Elections head says ballots handled illegally in 9th congressional district

Testimony started Monday in Raleigh in a hearing revolving around North Carolina's 9th Congressional District, and what decision the State Board of Elections will have to make regarding the 2018 race between Republican Mark Harris and Democrat Dan McCready.

The race, which was in November 2018, ultimately ended with Harris leading McCready by a 905-vote margin. However, allegations of election fraud, centering around one of the district's counties, Bladen County, and the resulting investigation, have kept the election from being certified.

State elections officials revealed some results of their investigation during Monday's hearing.  

Officials said there was a "coordinated...substantiated and unlawful effort in Bladen and Robeson counties", and that Harris campaign aide McCrae Dowless conducted an operation that was "a violation of the law", and--among other allegations, directed workers to falsify witness on absentee ballots.

Perhaps the day's biggest concentration and testimony centered on Lisa Britt, who worked for Dowless.  Britt is also Dowless's former step-daughter.

Britt testified under oath that she collected a number of unsealed ballots, signed for ballots she was not witness to, and even signed her mother's name as witness to ballots.

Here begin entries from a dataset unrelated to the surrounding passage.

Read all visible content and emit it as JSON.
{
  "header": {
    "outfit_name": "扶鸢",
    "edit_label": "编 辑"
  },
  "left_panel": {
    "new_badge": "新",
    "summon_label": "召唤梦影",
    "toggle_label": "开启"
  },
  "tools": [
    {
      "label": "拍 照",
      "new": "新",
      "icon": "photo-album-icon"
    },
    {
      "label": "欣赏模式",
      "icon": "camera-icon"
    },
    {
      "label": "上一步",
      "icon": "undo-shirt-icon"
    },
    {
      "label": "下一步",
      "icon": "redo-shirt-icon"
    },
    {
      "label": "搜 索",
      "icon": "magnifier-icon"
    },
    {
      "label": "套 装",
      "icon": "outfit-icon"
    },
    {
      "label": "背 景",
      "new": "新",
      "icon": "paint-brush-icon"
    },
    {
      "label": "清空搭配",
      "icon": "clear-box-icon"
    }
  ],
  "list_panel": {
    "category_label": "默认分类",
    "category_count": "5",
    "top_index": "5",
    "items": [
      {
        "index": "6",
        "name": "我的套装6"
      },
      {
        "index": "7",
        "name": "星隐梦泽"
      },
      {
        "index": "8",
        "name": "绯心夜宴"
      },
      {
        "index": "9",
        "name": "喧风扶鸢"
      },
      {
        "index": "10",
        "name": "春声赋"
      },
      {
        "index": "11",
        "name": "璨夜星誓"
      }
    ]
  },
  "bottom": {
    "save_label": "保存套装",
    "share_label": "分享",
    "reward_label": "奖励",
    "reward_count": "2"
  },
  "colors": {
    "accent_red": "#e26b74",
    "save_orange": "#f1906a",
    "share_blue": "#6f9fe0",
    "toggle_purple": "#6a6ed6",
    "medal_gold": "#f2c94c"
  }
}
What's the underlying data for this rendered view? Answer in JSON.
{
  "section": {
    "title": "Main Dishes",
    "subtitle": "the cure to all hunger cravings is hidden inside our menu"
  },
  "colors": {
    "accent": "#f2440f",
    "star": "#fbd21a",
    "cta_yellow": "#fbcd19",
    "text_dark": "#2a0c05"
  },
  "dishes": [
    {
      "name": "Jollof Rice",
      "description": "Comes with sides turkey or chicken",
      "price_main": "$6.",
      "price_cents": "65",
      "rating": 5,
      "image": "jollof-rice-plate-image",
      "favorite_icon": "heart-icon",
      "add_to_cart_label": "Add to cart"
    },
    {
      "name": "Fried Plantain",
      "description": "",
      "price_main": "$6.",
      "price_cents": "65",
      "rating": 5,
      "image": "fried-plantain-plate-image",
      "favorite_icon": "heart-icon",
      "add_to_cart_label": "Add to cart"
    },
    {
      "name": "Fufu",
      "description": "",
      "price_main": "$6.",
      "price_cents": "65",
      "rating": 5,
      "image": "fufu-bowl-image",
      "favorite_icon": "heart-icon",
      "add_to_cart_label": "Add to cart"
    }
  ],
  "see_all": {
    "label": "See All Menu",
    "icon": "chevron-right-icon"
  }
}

It’s illegal in North Carolina for anyone other than a guardian or close family member to handle a voter’s ballot.

Britt also testified that Dowless told her, and the group working on the District 9 campaign, "as long as we stick together, we'll be fine because they don't have anything on us." She added she was instructed to not admit to collecting ballots and to exercise her Fifth Amendment rights.

Testimony from Britt continued most of the morning and into the afternoon, and included questioning from attorneys for both McCready and Harris. Thirty-five witnesses total have been subpoenaed to be called, and the hearing is set to last two to three days.

Dowless and Harris attended Monday’s hearing. McCready did not.

Four of the five members on the elections board — composed of three Democrats and two Republicans — would need to agree a new election is necessary.

If that doesn’t happen, McCready’s lawyers said state officials should send their findings to the Democrat-dominated U.S. House and let it decide whether Harris should be seated — arguing that the U.S. Constitution gives the House authority over the elections and qualifications of its members.

The Associated Press contriuted to this report.